Ingra loved sports and was a regular fixture at state tournament basketball games, attending the boys' tournament every years without fail since 1938. She also attended many girl tournaments, and was especially proud to see her hometown Bobcats win the 1-A tournament, as the girls did in both 1999 and in 2000. She also saw the Panguitch boys win in 1957, 1990, and 1998. In March, 1995, she became the first recipient of the Utah High School Activities Association's "Super Fan" award, and her tireless support of high school basketball was also highlighted in a March, 6,2000 Salt Lake Tribune article. she also enjoyed watching baseball games and track meets, various games on TV, and church basketball games. She usually liked to root for the underdog, unless someone in her family was playing for the favorite team.

Ingra will forever be remembered for the time she spent playing and doing things with her 12 grandchildren and her eight great-grandchildren, the older ones affectionately referring to her as "Grandma Great" or "G.G." She played the proud hostess to many a family gathering, including during the deer hunt each years. She loved to ride "up to the lake" or to go out to Bryce Canyon, just to enjoy the scenery. She posted pictures of her grandkids and great-grandkids all over her front room walls for visitors to see. She had a terrific memory, and was meticulous about keeping track of people's birthdays. Whether it was a marriage, a birthday, a reunion, a funeral, or some other important occasion, she was making a visit or a phone call, sending a card, and whipping up a casserole or a pink Jell-O salad. She was renowned for her homemade candy, particularly her famous divinity with walnuts. She decorated many graves of friends and loved ones at the Panguitch City Cemetery every Memorial Day for decades, often remarking, "I don't know who's going to do this after I'm gone."

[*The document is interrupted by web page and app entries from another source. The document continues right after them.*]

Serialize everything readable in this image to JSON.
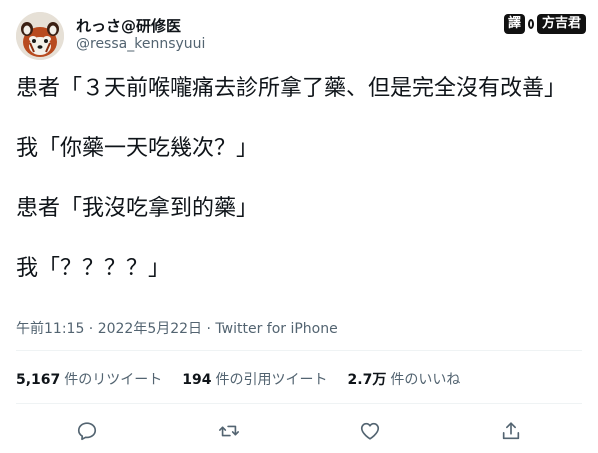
{
  "user": {
    "display_name": "れっさ@研修医",
    "handle": "@ressa_kennsyuui",
    "avatar": "red-panda-avatar"
  },
  "watermark": {
    "badge": "譯",
    "name": "方吉君"
  },
  "tweet": {
    "lines": [
      "患者「３天前喉嚨痛去診所拿了藥、但是完全沒有改善」",
      "我「你藥一天吃幾次？」",
      "患者「我沒吃拿到的藥」",
      "我「？？？？」"
    ],
    "meta": "午前11:15 · 2022年5月22日 · Twitter for iPhone"
  },
  "stats": [
    {
      "num": "5,167",
      "label": "件のリツイート"
    },
    {
      "num": "194",
      "label": "件の引用ツイート"
    },
    {
      "num": "2.7万",
      "label": "件のいいね"
    }
  ],
  "actions": [
    "reply-icon",
    "retweet-icon",
    "like-icon",
    "share-icon"
  ],
  "colors": {
    "text": "#0f1419",
    "secondary": "#536471",
    "divider": "#eff3f4"
  }
}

Although she was slowed down by a severely broken ankle in 1993, and although her eyesight had sharply deteriorated during the past year or so, she remained active and optimistic until the end. She was a woman of tremendous faith, and was a living testimony to the power of prayer. Her life history, which she typed up in 1997, provides her descendants with an invaluable memoir about her remarkably full and well-lived life.

Ingra is survived by her two children, Kay (and his wife Ann) Richards of Salt Lake City; and Ned (and Mary) Richards, of Panguitch. She is also survived by her older brother, Nello Parl Ipson, and his wife, Deane of St. George; and by younger sister, Reta Mae Jones of Salt Lake. Her 12 grandchildren and their spouses are: Jeff (Jenny) Richards of Moab;

Robert (Nikki) Richards of Riverton; Leslie (Gerry) Trelease of Salt Lake; Audrey Richards of Murray; Paul (Jenn) Richards of Riverton; David and Stephen Richards of Salt Lake; Frank (Jeanel) Richards of Manhattan, Kan.; Bryan (Amy) Richards of South Jordan; Raschelle (Jason) Epperheimer of San Jose, Calif.; Alesha Richards of Wauwatosa, Wisc.; and Roylene Richards of Panguitch. She also has eight great-grandchildren, all of whom she was extremely proud. She was preceded in death by her parents, her husband, two infant brothers and by her sister, Alice, who died in 1986.

Funeral services will be held Friday, Aug. 18, 2000 at 1 p.m. at the Panguitch Stake Center, 550 South 100 West, Panguitch, Utah, where friends may call from 11 a.m. to 12:30 p.m. on Friday. A viewing will also be held at the same location on Thursday evening, Aug. 17, from 7 to 9 p.m. Interment will be at the Panguitch City Cemetery. Funeral directors, Neal S. Magleby & sons Mortuary, Richfield.